## THE PROBLEM
Could you find each line of the data below that contains the word "Δήλωσης" and copy those lines?

## RECORDS TO USE
+===+
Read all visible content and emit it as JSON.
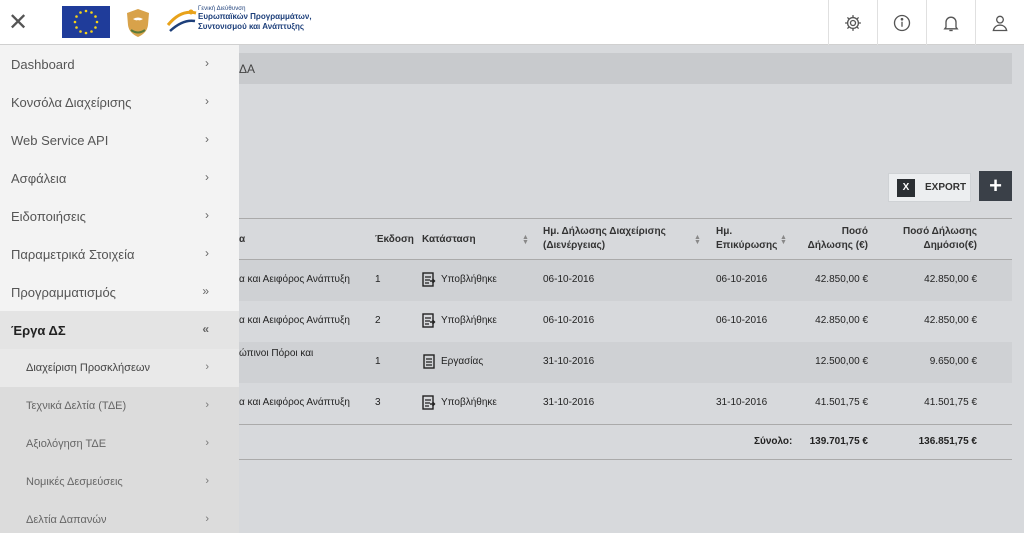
{
  "header": {
    "close_glyph": "✕",
    "logo_line1": "Γενική Διεύθυνση",
    "logo_line2": "Ευρωπαϊκών Προγραμμάτων,",
    "logo_line3": "Συντονισμού και Ανάπτυξης",
    "icons": [
      "gear-icon",
      "info-icon",
      "bell-icon",
      "user-icon"
    ]
  },
  "breadcrumb": "ΔΑ",
  "toolbar": {
    "export_label": "EXPORT",
    "export_icon": "X",
    "add_label": "+"
  },
  "table": {
    "headers": {
      "title": "α",
      "version": "Έκδοση",
      "status": "Κατάσταση",
      "decl_date_l1": "Ημ. Δήλωσης Διαχείρισης",
      "decl_date_l2": "(Διενέργειας)",
      "confirm_date_l1": "Ημ.",
      "confirm_date_l2": "Επικύρωσης",
      "amount_l1": "Ποσό",
      "amount_l2": "Δήλωσης (€)",
      "public_l1": "Ποσό Δήλωσης",
      "public_l2": "Δημόσιο(€)"
    },
    "rows": [
      {
        "title": "α και Αειφόρος Ανάπτυξη",
        "version": "1",
        "status": "Υποβλήθηκε",
        "decl_date": "06-10-2016",
        "confirm_date": "06-10-2016",
        "amount": "42.850,00 €",
        "public": "42.850,00 €"
      },
      {
        "title": "α και Αειφόρος Ανάπτυξη",
        "version": "2",
        "status": "Υποβλήθηκε",
        "decl_date": "06-10-2016",
        "confirm_date": "06-10-2016",
        "amount": "42.850,00 €",
        "public": "42.850,00 €"
      },
      {
        "title": "ώπινοι Πόροι και",
        "version": "1",
        "status": "Εργασίας",
        "decl_date": "31-10-2016",
        "confirm_date": "",
        "amount": "12.500,00 €",
        "public": "9.650,00 €"
      },
      {
        "title": "α και Αειφόρος Ανάπτυξη",
        "version": "3",
        "status": "Υποβλήθηκε",
        "decl_date": "31-10-2016",
        "confirm_date": "31-10-2016",
        "amount": "41.501,75 €",
        "public": "41.501,75 €"
      }
    ],
    "footer": {
      "label": "Σύνολο:",
      "amount": "139.701,75 €",
      "public": "136.851,75 €"
    }
  },
  "sidebar": {
    "items": [
      {
        "label": "Dashboard",
        "chev": "›"
      },
      {
        "label": "Κονσόλα Διαχείρισης",
        "chev": "›"
      },
      {
        "label": "Web Service API",
        "chev": "›"
      },
      {
        "label": "Ασφάλεια",
        "chev": "›"
      },
      {
        "label": "Ειδοποιήσεις",
        "chev": "›"
      },
      {
        "label": "Παραμετρικά Στοιχεία",
        "chev": "›"
      },
      {
        "label": "Προγραμματισμός",
        "chev": "»"
      },
      {
        "label": "Έργα ΔΣ",
        "chev": "«"
      }
    ],
    "subitems": [
      {
        "label": "Διαχείριση Προσκλήσεων",
        "chev": "›"
      },
      {
        "label": "Τεχνικά Δελτία (ΤΔΕ)",
        "chev": "›"
      },
      {
        "label": "Αξιολόγηση ΤΔΕ",
        "chev": "›"
      },
      {
        "label": "Νομικές Δεσμεύσεις",
        "chev": "›"
      },
      {
        "label": "Δελτία Δαπανών",
        "chev": "›"
      }
    ]
  }
}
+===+
## RESULT FOR THIS TASK
      "decl_date_l1": "Ημ. Δήλωσης Διαχείρισης",
      "amount_l2": "Δήλωσης (€)",
      "public_l1": "Ποσό Δήλωσης",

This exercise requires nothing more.